Information given: Begin

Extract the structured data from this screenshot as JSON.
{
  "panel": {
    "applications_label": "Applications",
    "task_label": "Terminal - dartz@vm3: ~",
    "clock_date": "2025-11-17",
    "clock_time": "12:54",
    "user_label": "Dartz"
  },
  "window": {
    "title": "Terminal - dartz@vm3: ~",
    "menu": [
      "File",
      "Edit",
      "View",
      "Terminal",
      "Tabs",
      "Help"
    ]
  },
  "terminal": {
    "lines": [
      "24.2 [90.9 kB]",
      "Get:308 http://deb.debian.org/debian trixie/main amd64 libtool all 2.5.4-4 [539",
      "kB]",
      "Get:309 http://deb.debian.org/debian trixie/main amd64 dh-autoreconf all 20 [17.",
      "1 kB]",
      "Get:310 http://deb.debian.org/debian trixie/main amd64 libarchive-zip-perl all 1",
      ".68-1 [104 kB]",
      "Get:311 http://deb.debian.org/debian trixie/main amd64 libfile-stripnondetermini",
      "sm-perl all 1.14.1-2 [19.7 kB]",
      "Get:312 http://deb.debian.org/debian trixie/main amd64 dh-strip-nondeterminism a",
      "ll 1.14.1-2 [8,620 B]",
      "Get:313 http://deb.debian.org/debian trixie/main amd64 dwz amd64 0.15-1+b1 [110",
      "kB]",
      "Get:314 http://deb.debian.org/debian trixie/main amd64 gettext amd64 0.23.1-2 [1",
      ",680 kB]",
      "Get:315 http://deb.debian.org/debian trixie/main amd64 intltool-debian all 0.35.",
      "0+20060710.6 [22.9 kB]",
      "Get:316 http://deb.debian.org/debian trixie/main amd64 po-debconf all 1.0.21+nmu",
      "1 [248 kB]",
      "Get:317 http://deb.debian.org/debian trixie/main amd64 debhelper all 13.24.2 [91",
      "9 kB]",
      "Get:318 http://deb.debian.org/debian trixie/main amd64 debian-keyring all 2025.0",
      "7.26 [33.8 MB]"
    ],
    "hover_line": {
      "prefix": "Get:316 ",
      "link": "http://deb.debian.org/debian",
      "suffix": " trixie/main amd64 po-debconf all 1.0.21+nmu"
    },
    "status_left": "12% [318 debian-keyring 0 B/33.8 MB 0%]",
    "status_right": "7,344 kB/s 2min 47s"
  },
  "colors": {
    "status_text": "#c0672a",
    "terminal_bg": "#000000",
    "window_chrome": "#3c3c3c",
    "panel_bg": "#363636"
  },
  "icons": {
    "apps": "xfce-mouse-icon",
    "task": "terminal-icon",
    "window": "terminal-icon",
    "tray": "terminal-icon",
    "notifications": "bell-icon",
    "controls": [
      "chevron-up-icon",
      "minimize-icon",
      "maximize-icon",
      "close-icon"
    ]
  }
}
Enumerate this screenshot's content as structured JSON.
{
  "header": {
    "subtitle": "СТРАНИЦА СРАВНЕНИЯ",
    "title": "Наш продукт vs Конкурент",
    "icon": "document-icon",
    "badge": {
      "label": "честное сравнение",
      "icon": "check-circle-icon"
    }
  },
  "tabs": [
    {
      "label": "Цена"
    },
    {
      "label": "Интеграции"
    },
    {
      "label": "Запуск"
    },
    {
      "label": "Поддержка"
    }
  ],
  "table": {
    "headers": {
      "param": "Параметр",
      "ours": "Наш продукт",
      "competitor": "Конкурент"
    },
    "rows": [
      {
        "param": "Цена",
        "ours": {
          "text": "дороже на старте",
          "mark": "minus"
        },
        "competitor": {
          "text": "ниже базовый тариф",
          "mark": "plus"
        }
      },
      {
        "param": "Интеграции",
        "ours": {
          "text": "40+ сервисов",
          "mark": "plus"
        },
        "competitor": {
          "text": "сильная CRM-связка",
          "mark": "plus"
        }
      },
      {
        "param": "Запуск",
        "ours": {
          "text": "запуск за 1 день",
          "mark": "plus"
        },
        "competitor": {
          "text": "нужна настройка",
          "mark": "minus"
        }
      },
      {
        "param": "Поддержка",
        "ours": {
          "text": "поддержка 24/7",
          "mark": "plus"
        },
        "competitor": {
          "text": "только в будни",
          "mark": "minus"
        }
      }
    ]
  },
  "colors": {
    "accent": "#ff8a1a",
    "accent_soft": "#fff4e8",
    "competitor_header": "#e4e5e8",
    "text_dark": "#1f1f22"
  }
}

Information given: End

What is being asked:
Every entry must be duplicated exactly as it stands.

Output for this task:
Extract the structured data from this screenshot as JSON.
{
  "panel": {
    "applications_label": "Applications",
    "task_label": "Terminal - dartz@vm3: ~",
    "clock_date": "2025-11-17",
    "clock_time": "12:54",
    "user_label": "Dartz"
  },
  "window": {
    "title": "Terminal - dartz@vm3: ~",
    "menu": [
      "File",
      "Edit",
      "View",
      "Terminal",
      "Tabs",
      "Help"
    ]
  },
  "terminal": {
    "lines": [
      "24.2 [90.9 kB]",
      "Get:308 http://deb.debian.org/debian trixie/main amd64 libtool all 2.5.4-4 [539",
      "kB]",
      "Get:309 http://deb.debian.org/debian trixie/main amd64 dh-autoreconf all 20 [17.",
      "1 kB]",
      "Get:310 http://deb.debian.org/debian trixie/main amd64 libarchive-zip-perl all 1",
      ".68-1 [104 kB]",
      "Get:311 http://deb.debian.org/debian trixie/main amd64 libfile-stripnondetermini",
      "sm-perl all 1.14.1-2 [19.7 kB]",
      "Get:312 http://deb.debian.org/debian trixie/main amd64 dh-strip-nondeterminism a",
      "ll 1.14.1-2 [8,620 B]",
      "Get:313 http://deb.debian.org/debian trixie/main amd64 dwz amd64 0.15-1+b1 [110",
      "kB]",
      "Get:314 http://deb.debian.org/debian trixie/main amd64 gettext amd64 0.23.1-2 [1",
      ",680 kB]",
      "Get:315 http://deb.debian.org/debian trixie/main amd64 intltool-debian all 0.35.",
      "0+20060710.6 [22.9 kB]",
      "Get:316 http://deb.debian.org/debian trixie/main amd64 po-debconf all 1.0.21+nmu",
      "1 [248 kB]",
      "Get:317 http://deb.debian.org/debian trixie/main amd64 debhelper all 13.24.2 [91",
      "9 kB]",
      "Get:318 http://deb.debian.org/debian trixie/main amd64 debian-keyring all 2025.0",
      "7.26 [33.8 MB]"
    ],
    "hover_line": {
      "prefix": "Get:316 ",
      "link": "http://deb.debian.org/debian",
      "suffix": " trixie/main amd64 po-debconf all 1.0.21+nmu"
    },
    "status_left": "12% [318 debian-keyring 0 B/33.8 MB 0%]",
    "status_right": "7,344 kB/s 2min 47s"
  },
  "colors": {
    "status_text": "#c0672a",
    "terminal_bg": "#000000",
    "window_chrome": "#3c3c3c",
    "panel_bg": "#363636"
  },
  "icons": {
    "apps": "xfce-mouse-icon",
    "task": "terminal-icon",
    "window": "terminal-icon",
    "tray": "terminal-icon",
    "notifications": "bell-icon",
    "controls": [
      "chevron-up-icon",
      "minimize-icon",
      "maximize-icon",
      "close-icon"
    ]
  }
}
Enumerate this screenshot's content as structured JSON.
{
  "header": {
    "subtitle": "СТРАНИЦА СРАВНЕНИЯ",
    "title": "Наш продукт vs Конкурент",
    "icon": "document-icon",
    "badge": {
      "label": "честное сравнение",
      "icon": "check-circle-icon"
    }
  },
  "tabs": [
    {
      "label": "Цена"
    },
    {
      "label": "Интеграции"
    },
    {
      "label": "Запуск"
    },
    {
      "label": "Поддержка"
    }
  ],
  "table": {
    "headers": {
      "param": "Параметр",
      "ours": "Наш продукт",
      "competitor": "Конкурент"
    },
    "rows": [
      {
        "param": "Цена",
        "ours": {
          "text": "дороже на старте",
          "mark": "minus"
        },
        "competitor": {
          "text": "ниже базовый тариф",
          "mark": "plus"
        }
      },
      {
        "param": "Интеграции",
        "ours": {
          "text": "40+ сервисов",
          "mark": "plus"
        },
        "competitor": {
          "text": "сильная CRM-связка",
          "mark": "plus"
        }
      },
      {
        "param": "Запуск",
        "ours": {
          "text": "запуск за 1 день",
          "mark": "plus"
        },
        "competitor": {
          "text": "нужна настройка",
          "mark": "minus"
        }
      },
      {
        "param": "Поддержка",
        "ours": {
          "text": "поддержка 24/7",
          "mark": "plus"
        },
        "competitor": {
          "text": "только в будни",
          "mark": "minus"
        }
      }
    ]
  },
  "colors": {
    "accent": "#ff8a1a",
    "accent_soft": "#fff4e8",
    "competitor_header": "#e4e5e8",
    "text_dark": "#1f1f22"
  }
}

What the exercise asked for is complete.